== Data shown ==

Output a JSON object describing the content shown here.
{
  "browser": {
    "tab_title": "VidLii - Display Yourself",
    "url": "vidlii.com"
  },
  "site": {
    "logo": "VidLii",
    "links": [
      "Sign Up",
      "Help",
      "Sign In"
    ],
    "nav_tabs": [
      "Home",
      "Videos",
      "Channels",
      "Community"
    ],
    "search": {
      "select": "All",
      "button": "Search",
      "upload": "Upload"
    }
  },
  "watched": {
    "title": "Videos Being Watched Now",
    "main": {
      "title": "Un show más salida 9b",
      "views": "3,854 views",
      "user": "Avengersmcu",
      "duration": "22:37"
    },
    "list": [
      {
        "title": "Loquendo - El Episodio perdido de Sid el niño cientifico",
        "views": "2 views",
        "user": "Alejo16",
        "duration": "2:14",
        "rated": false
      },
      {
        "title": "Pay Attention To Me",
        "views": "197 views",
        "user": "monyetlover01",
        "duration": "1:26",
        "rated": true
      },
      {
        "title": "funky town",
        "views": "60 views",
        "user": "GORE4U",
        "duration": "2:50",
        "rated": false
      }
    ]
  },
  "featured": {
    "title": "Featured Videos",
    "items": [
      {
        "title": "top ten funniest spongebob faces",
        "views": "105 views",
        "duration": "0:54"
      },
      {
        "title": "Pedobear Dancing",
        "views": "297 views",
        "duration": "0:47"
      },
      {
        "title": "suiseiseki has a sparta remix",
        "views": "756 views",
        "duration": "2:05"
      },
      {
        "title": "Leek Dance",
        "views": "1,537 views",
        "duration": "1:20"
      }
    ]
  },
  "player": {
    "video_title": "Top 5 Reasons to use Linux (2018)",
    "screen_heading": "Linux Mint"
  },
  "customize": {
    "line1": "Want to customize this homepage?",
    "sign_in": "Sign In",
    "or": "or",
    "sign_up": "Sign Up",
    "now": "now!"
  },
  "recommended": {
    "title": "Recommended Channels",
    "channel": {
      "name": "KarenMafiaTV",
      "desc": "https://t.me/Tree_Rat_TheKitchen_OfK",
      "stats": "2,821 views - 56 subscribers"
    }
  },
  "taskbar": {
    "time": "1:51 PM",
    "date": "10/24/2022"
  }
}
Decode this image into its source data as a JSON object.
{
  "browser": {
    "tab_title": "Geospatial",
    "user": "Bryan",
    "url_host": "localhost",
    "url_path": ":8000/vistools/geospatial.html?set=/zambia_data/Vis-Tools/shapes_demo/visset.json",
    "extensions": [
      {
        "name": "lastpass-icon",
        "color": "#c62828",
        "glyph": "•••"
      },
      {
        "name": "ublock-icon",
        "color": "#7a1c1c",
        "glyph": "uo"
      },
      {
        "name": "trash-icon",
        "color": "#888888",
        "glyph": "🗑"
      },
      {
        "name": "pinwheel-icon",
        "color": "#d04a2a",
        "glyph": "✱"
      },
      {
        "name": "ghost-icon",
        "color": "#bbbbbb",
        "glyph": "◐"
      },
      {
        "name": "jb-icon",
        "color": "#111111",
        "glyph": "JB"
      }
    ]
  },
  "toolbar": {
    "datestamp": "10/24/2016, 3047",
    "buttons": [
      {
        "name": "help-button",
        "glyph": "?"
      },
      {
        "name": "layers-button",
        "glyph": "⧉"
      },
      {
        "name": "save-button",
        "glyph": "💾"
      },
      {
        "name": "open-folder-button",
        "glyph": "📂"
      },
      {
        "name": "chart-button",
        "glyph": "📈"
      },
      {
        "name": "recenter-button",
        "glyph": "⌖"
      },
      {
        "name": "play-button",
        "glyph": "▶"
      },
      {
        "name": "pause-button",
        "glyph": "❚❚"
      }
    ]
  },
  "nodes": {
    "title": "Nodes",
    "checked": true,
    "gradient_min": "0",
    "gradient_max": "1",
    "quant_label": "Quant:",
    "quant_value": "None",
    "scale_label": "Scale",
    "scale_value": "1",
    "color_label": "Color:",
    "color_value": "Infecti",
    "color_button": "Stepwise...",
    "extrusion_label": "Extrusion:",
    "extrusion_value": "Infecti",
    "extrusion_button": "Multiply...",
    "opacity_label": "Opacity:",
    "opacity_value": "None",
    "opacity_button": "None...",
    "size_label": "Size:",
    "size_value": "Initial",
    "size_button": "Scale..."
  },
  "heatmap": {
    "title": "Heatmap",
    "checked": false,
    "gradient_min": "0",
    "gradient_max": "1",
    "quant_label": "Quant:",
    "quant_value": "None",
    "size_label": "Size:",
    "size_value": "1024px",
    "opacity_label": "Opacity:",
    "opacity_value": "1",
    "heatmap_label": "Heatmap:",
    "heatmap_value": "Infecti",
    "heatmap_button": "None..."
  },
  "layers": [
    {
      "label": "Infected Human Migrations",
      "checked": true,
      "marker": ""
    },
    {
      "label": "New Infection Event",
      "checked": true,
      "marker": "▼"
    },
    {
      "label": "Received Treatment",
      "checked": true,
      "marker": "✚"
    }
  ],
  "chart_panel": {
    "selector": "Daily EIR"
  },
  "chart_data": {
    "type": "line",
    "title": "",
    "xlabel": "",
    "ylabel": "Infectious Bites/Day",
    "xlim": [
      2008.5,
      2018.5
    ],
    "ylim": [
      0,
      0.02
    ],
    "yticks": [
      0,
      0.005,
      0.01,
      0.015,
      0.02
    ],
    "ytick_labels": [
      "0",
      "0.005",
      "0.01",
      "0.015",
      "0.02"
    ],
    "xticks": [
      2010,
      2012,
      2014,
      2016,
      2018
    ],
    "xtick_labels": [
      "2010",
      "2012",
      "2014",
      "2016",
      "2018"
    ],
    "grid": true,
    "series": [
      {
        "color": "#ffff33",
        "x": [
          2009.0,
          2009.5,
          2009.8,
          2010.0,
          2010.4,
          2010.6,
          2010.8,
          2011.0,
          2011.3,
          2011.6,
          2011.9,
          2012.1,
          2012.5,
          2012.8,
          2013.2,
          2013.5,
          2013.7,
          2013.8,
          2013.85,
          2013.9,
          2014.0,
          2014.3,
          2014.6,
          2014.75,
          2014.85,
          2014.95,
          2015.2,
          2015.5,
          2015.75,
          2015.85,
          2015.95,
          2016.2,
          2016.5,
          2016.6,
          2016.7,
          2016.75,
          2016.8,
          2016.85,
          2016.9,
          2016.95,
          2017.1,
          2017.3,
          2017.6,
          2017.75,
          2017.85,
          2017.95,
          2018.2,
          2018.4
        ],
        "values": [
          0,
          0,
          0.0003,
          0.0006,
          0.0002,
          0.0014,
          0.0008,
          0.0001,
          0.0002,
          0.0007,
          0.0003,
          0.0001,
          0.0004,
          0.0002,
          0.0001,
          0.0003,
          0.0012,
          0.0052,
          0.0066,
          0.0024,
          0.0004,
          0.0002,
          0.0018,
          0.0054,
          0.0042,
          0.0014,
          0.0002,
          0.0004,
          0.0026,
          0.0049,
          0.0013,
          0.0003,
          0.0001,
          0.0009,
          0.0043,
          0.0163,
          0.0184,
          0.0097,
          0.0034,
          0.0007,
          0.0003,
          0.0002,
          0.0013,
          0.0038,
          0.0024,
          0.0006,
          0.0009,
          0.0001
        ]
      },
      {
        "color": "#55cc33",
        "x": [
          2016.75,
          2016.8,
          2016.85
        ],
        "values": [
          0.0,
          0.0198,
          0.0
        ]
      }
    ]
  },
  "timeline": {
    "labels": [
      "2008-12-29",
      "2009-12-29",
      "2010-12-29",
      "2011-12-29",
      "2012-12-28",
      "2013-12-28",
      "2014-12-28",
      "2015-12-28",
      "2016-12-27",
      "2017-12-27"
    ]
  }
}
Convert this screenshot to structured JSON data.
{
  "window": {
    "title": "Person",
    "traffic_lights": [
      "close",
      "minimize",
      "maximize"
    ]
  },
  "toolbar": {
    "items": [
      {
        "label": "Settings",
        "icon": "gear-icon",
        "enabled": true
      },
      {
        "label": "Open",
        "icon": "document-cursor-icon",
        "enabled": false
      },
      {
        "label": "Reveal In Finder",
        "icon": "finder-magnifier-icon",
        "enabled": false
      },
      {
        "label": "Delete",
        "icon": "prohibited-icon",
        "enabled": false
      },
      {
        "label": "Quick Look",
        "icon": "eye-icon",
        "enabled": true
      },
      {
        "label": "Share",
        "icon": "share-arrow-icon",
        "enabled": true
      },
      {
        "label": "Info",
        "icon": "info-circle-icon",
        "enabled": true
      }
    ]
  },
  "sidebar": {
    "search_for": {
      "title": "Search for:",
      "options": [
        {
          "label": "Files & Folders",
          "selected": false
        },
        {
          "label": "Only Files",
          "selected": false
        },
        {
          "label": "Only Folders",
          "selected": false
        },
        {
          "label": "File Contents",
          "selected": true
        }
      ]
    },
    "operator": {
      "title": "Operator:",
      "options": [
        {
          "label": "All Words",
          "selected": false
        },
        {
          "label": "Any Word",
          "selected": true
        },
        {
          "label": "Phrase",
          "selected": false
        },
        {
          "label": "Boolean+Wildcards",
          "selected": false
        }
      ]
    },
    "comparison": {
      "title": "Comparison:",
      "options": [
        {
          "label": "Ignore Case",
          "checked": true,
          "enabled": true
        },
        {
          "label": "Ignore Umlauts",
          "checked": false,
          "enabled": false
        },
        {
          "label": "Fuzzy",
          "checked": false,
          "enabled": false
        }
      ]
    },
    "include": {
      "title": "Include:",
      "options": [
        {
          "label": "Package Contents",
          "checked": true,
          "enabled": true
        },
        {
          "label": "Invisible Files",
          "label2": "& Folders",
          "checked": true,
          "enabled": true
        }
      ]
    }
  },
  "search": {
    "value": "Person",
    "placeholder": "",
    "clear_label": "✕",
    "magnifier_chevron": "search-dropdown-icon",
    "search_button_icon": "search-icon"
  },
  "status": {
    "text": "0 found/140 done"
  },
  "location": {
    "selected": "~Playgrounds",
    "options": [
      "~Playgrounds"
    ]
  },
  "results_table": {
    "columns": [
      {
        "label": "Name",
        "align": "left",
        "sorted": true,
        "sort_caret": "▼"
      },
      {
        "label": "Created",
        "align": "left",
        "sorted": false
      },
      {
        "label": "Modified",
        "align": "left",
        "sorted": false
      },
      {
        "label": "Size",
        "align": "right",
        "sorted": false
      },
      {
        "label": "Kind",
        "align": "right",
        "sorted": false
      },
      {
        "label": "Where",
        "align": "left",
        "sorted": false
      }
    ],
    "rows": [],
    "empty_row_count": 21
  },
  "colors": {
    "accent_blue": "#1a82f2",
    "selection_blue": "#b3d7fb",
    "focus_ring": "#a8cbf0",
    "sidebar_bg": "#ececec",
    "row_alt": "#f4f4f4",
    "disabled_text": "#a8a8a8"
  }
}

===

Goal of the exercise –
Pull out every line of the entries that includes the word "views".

Written answer –
      "views": "3,854 views",
        "views": "2 views",
        "views": "197 views",
        "views": "60 views",
        "views": "105 views",
        "views": "297 views",
        "views": "756 views",
        "views": "1,537 views",
      "stats": "2,821 views - 56 subscribers"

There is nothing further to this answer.